The book's author, David Brooks, returned to America after living abroad for some years in the 1990s to find that his suburb had dramatically changed. There was a sprinkling of arty cafés, an artisanal bakery, and a well-stocked alternative bookstore. He also noticed that worn chinos were appearing at board meetings and executives were sporting the wire-framed spectacles once reserved for intellectuals. "America once again has a dominant class that defines the parameters of respectable opinion and taste", he writes.
He dubbed this new elite "bobos" from the first two letters of bourgeois and bohemian. Brooks tampers somewhat with the classical definitions of the two terms, but there is no denying that his portrait hits a nerve with its playful depiction of this new class. According to him, bobos had combined bohemian values and culture with the acquisitiveness and upward striving of the bourgeois of the 1980s. They espoused the anti-materialist and anti-elitist ideologies of the left, while unashamedly striving after success in academia and the corporate world.
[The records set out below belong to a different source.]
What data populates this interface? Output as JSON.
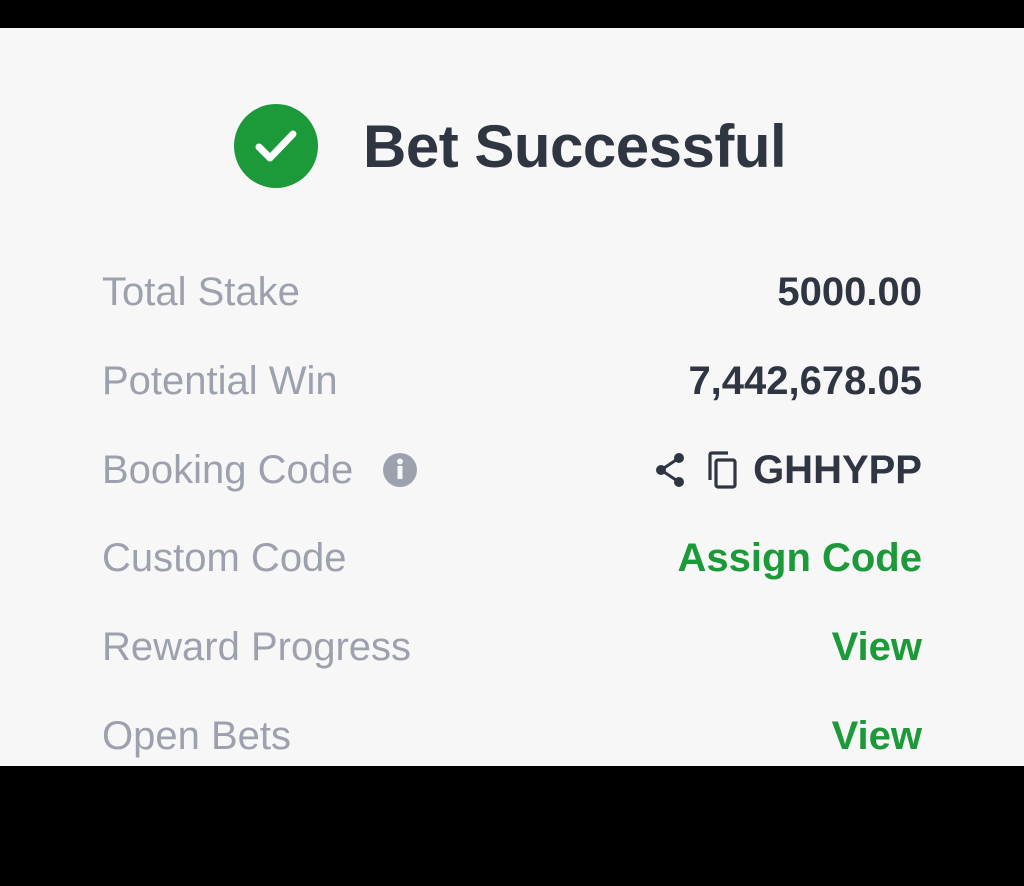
{
  "header": {
    "title": "Bet Successful",
    "icon": "check-circle-icon",
    "accent_color": "#1c9a3a"
  },
  "rows": [
    {
      "label": "Total Stake",
      "value": "5000.00"
    },
    {
      "label": "Potential Win",
      "value": "7,442,678.05"
    },
    {
      "label": "Booking Code",
      "value": "GHHYPP",
      "icons": [
        "info-icon",
        "share-icon",
        "copy-icon"
      ]
    },
    {
      "label": "Custom Code",
      "value": "Assign Code"
    },
    {
      "label": "Reward Progress",
      "value": "View"
    },
    {
      "label": "Open Bets",
      "value": "View"
    }
  ],
  "colors": {
    "label": "#9da1ad",
    "value": "#2f3541",
    "link": "#1c9a3a",
    "background": "#f7f7f8"
  }
}
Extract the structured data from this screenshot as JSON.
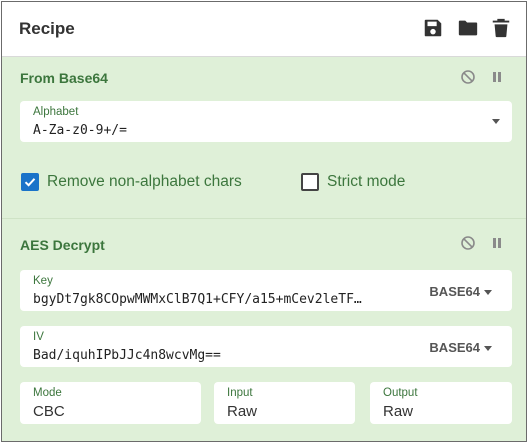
{
  "header": {
    "title": "Recipe",
    "icons": [
      "save-icon",
      "folder-icon",
      "trash-icon"
    ]
  },
  "operations": [
    {
      "title": "From Base64",
      "alphabet": {
        "label": "Alphabet",
        "value": "A-Za-z0-9+/="
      },
      "remove_non_alpha": {
        "label": "Remove non-alphabet chars",
        "checked": true
      },
      "strict_mode": {
        "label": "Strict mode",
        "checked": false
      }
    },
    {
      "title": "AES Decrypt",
      "key": {
        "label": "Key",
        "value": "bgyDt7gk8COpwMWMxClB7Q1+CFY/a15+mCev2leTF…",
        "encoding": "BASE64"
      },
      "iv": {
        "label": "IV",
        "value": "Bad/iquhIPbJJc4n8wcvMg==",
        "encoding": "BASE64"
      },
      "mode": {
        "label": "Mode",
        "value": "CBC"
      },
      "input": {
        "label": "Input",
        "value": "Raw"
      },
      "output": {
        "label": "Output",
        "value": "Raw"
      }
    }
  ],
  "colors": {
    "op_bg": "#dff0d8",
    "op_title": "#3c763d",
    "checkbox_checked": "#1a73c9"
  }
}
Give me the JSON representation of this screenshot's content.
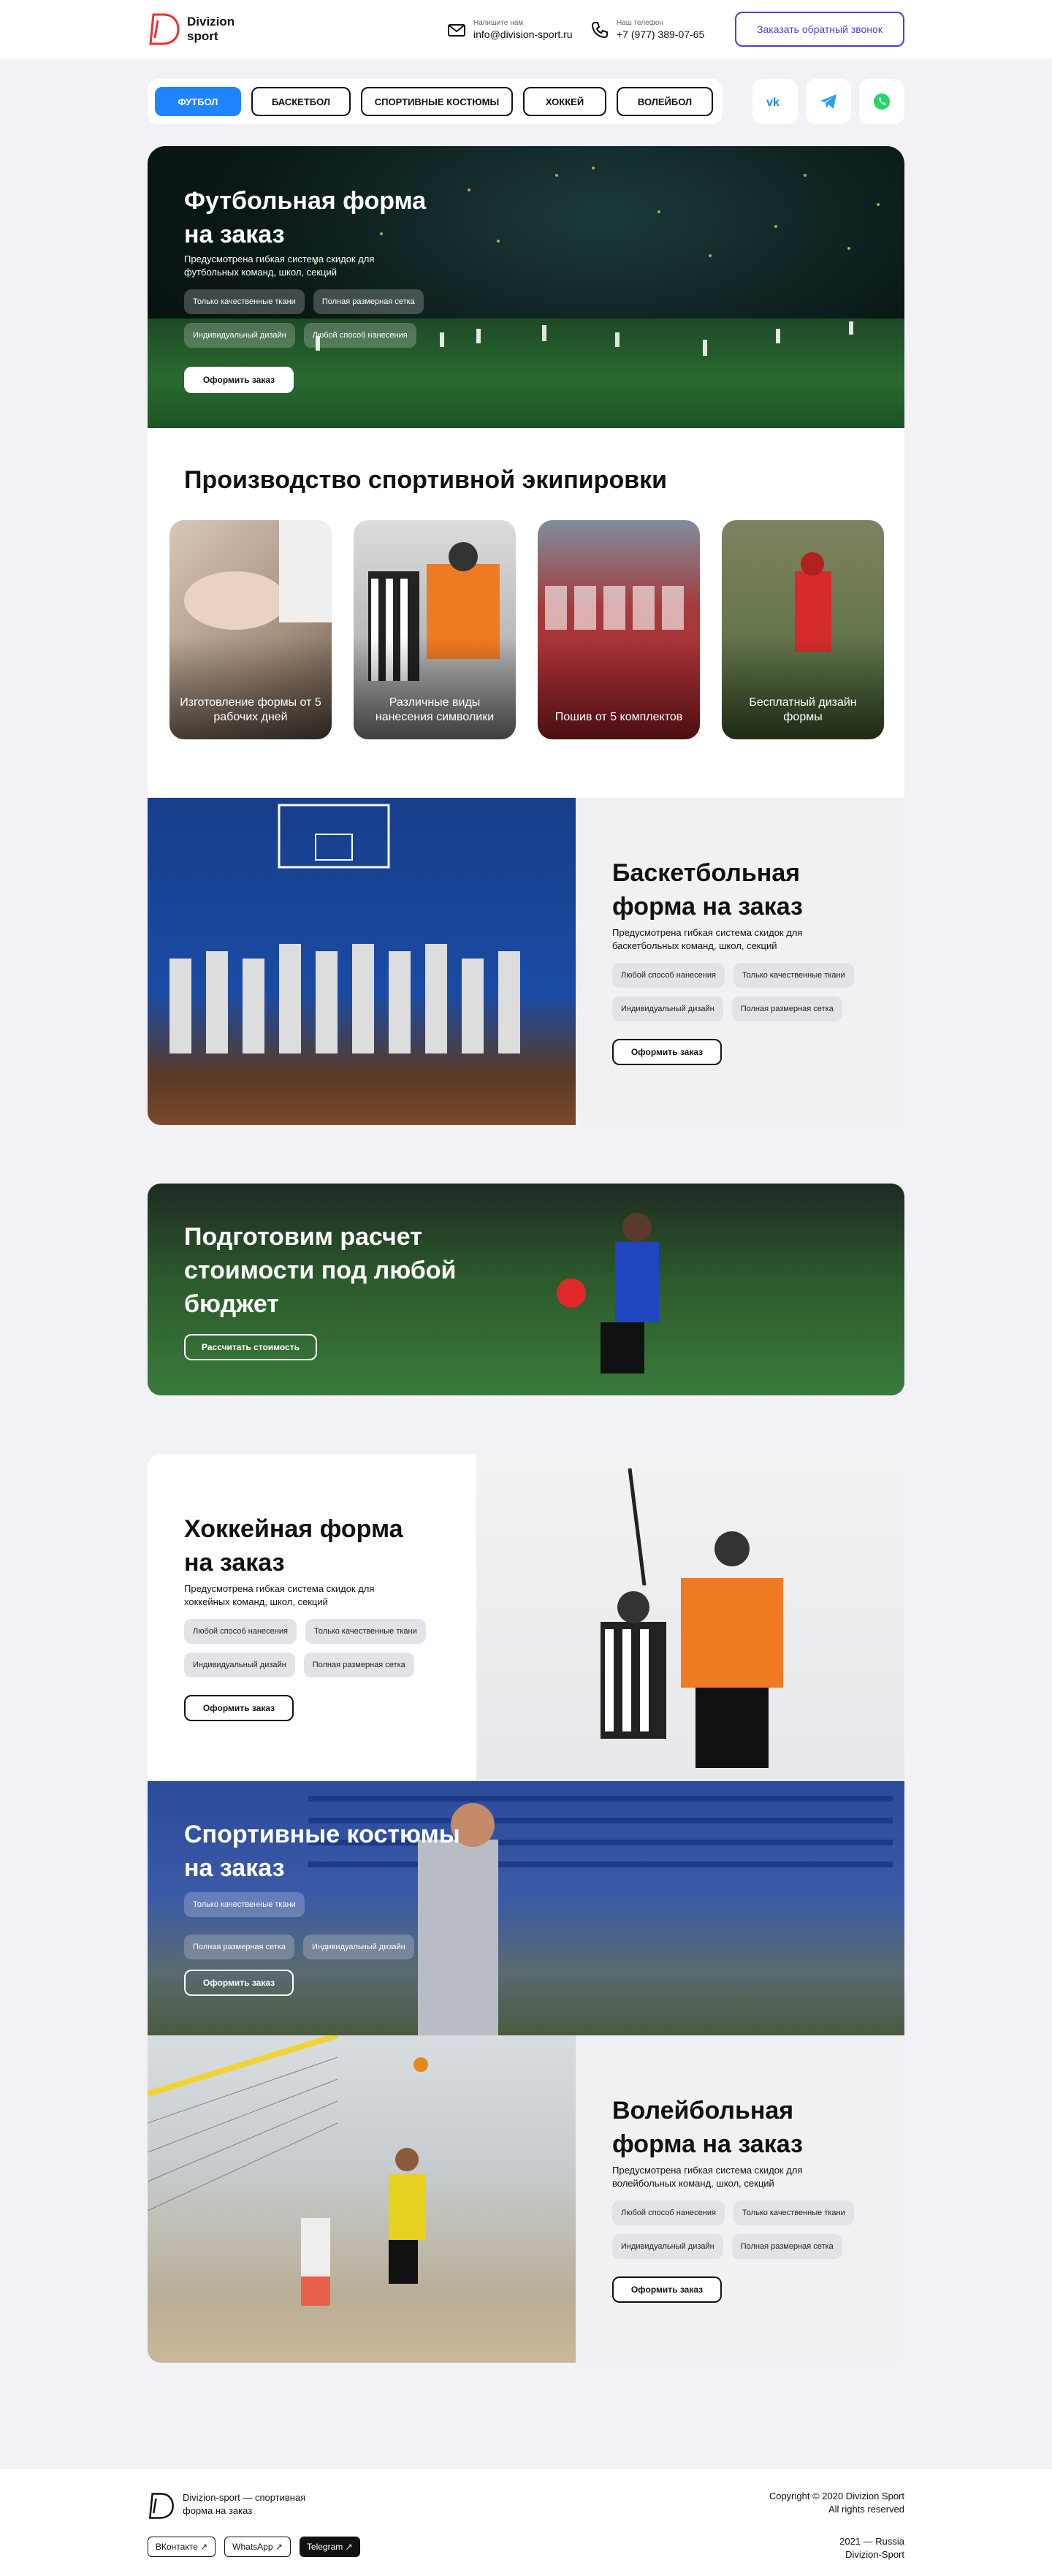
{
  "header": {
    "logo_line1": "Divizion",
    "logo_line2": "sport",
    "email_label": "Напишите нам",
    "email": "info@division-sport.ru",
    "phone_label": "Наш телефон",
    "phone": "+7 (977) 389-07-65",
    "callback_button": "Заказать обратный звонок"
  },
  "tabs": [
    {
      "label": "ФУТБОЛ",
      "active": true
    },
    {
      "label": "БАСКЕТБОЛ",
      "active": false
    },
    {
      "label": "СПОРТИВНЫЕ КОСТЮМЫ",
      "active": false
    },
    {
      "label": "ХОККЕЙ",
      "active": false
    },
    {
      "label": "ВОЛЕЙБОЛ",
      "active": false
    }
  ],
  "social": [
    "vk-icon",
    "telegram-icon",
    "whatsapp-icon"
  ],
  "colors": {
    "accent": "#1f84ff",
    "callback": "#4a3fd8",
    "bg": "#f1f1f6"
  },
  "football": {
    "title": "Футбольная форма на заказ",
    "subtitle": "Предусмотрена гибкая система скидок для футбольных команд, школ, секций",
    "chips": [
      "Только качественные ткани",
      "Полная размерная сетка",
      "Индивидуальный дизайн",
      "Любой способ нанесения"
    ],
    "button": "Оформить заказ"
  },
  "production": {
    "title": "Производство спортивной экипировки",
    "cards": [
      {
        "caption": "Изготовление формы от 5 рабочих дней"
      },
      {
        "caption": "Различные виды нанесения символики"
      },
      {
        "caption": "Пошив от 5 комплектов"
      },
      {
        "caption": "Бесплатный дизайн формы"
      }
    ]
  },
  "basketball": {
    "title": "Баскетбольная форма на заказ",
    "subtitle": "Предусмотрена гибкая система скидок для баскетбольных команд, школ, секций",
    "chips": [
      "Любой способ нанесения",
      "Только качественные ткани",
      "Индивидуальный дизайн",
      "Полная размерная сетка"
    ],
    "button": "Оформить заказ"
  },
  "calc": {
    "title": "Подготовим расчет стоимости под любой бюджет",
    "button": "Рассчитать стоимость"
  },
  "hockey": {
    "title": "Хоккейная форма на заказ",
    "subtitle": "Предусмотрена гибкая система скидок для хоккейных команд, школ, секций",
    "chips": [
      "Любой способ нанесения",
      "Только качественные ткани",
      "Индивидуальный дизайн",
      "Полная размерная сетка"
    ],
    "button": "Оформить заказ"
  },
  "suits": {
    "title": "Спортивные костюмы на заказ",
    "chips": [
      "Только качественные ткани",
      "Полная размерная сетка",
      "Индивидуальный дизайн"
    ],
    "button": "Оформить заказ"
  },
  "volleyball": {
    "title": "Волейбольная форма на заказ",
    "subtitle": "Предусмотрена гибкая система скидок для волейбольных команд, школ, секций",
    "chips": [
      "Любой способ нанесения",
      "Только качественные ткани",
      "Индивидуальный дизайн",
      "Полная размерная сетка"
    ],
    "button": "Оформить заказ"
  },
  "footer": {
    "tagline": "Divizion-sport — спортивная форма на заказ",
    "links": [
      "ВКонтакте ↗",
      "WhatsApp ↗",
      "Telegram ↗"
    ],
    "copyright1": "Copyright © 2020 Divizion Sport",
    "copyright2": "All rights reserved",
    "year": "2021 — Russia",
    "brand": "Divizion-Sport"
  }
}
Bobos have reason to be supremely self-satisfied because they exercise absolute power over the thinking of their fellow citizens, he writes. They impose their values not only on their children but on society as a whole. The paradise of the title eludes a concrete definition, but, according to Brooks, Americans act the way they do because they "live under the spell of paradise", a paradise always in the future which will be the "the fulfillment of our [American's] dreams."